“Heard about what happened at the Love Shack,” she said, carefully neutral.
Since this statement could cover a lot of ground, and he wasn’t sure if she was on a fishing expedition or simply making conversation, he made a noncommittal sound.
“People are saying you’re…engaged.”
Yep. Fishing expedition.
“Is it true?” she asked.
Jack looked into Rachel’s pretty green eyes and suppressed a sigh. A deal was a deal, and though Rachel wasn’t—as Leah had so delicately put it—a blond bimbo, Jack had agreed to the insanity. Sort of. “I’m not engaged,” he said. “But—”
“No, stop.
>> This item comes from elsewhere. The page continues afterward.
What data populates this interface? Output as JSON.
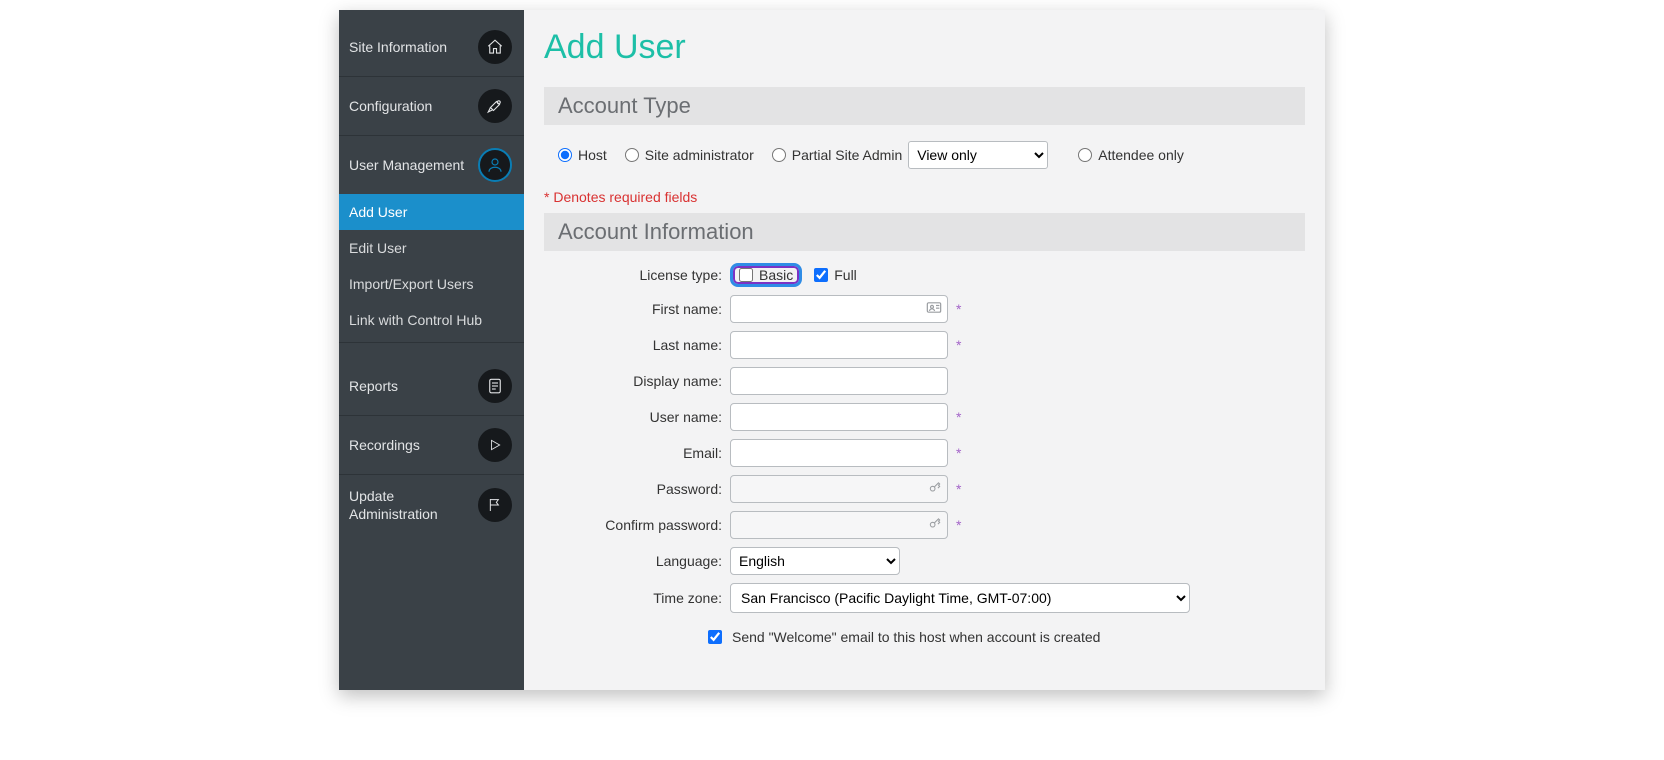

I understand.” Her smile was a little forced now. “But you should have told me, Jack. When we were at the gym, we flirted. Or so I thought.” She shook her head. “I didn’t realize it was just flirting. My mistake.” With that, she turned on her heel and took her very hot self back inside the school.
Jack blew out a breath and headed around to the front of the truck, where Tim was waiting with a wide grin. “Hey, at least she didn’t toss her drink in your face.”
Jack narrowed his eyes, and Tim sighed. “Let me guess. The senior center again, right?”
Back at the station, they were in the middle of carrying hoses up and down the five flights of stairs on the training tower in the yard when the alarm went off.
They were sent to the senior center with reports of smoke pouring out of the kitchen. Knowing the seniors of Lucky Harbor, this could mean anything. Last year, Mrs. Burland had been making soup for herself when she’d had a heart attack. No one had known she was down until her soup had evaporated and the pan had caught fire. Mrs. Burland had lived. The kitchen, not so much.
Tim was in his seat, leaning forward, as excited as if he’d hit the lottery. “Please be a fire,” he said. “Please oh please be a fire.”
Ian slid him an annoyed look. “Remember, Rookie, follow our lead.”
“Let me take point this time,” Tim said. “Please?”
“No point,” Ian said. “LT’s point.”
But this time when they got there, the only person in the kitchen was Lucille, wearing a neon-green velour track suit and bright-white athletic shoes.
“Jesus,” Tim muttered, holding up a hand to block his eyes. “She’s brighter than the sun.”
Lucille gave him a Vanna White smile. “Hiya!” Then she snapped his picture.
“You reported a fire,” Jack said. “Where is it?”
Concentrating on her phone now, messing with the camera setting, Lucille was distracted. “I realize this is going to sound so wrong, but…” She looked at them. “Could you all take off your shirts?”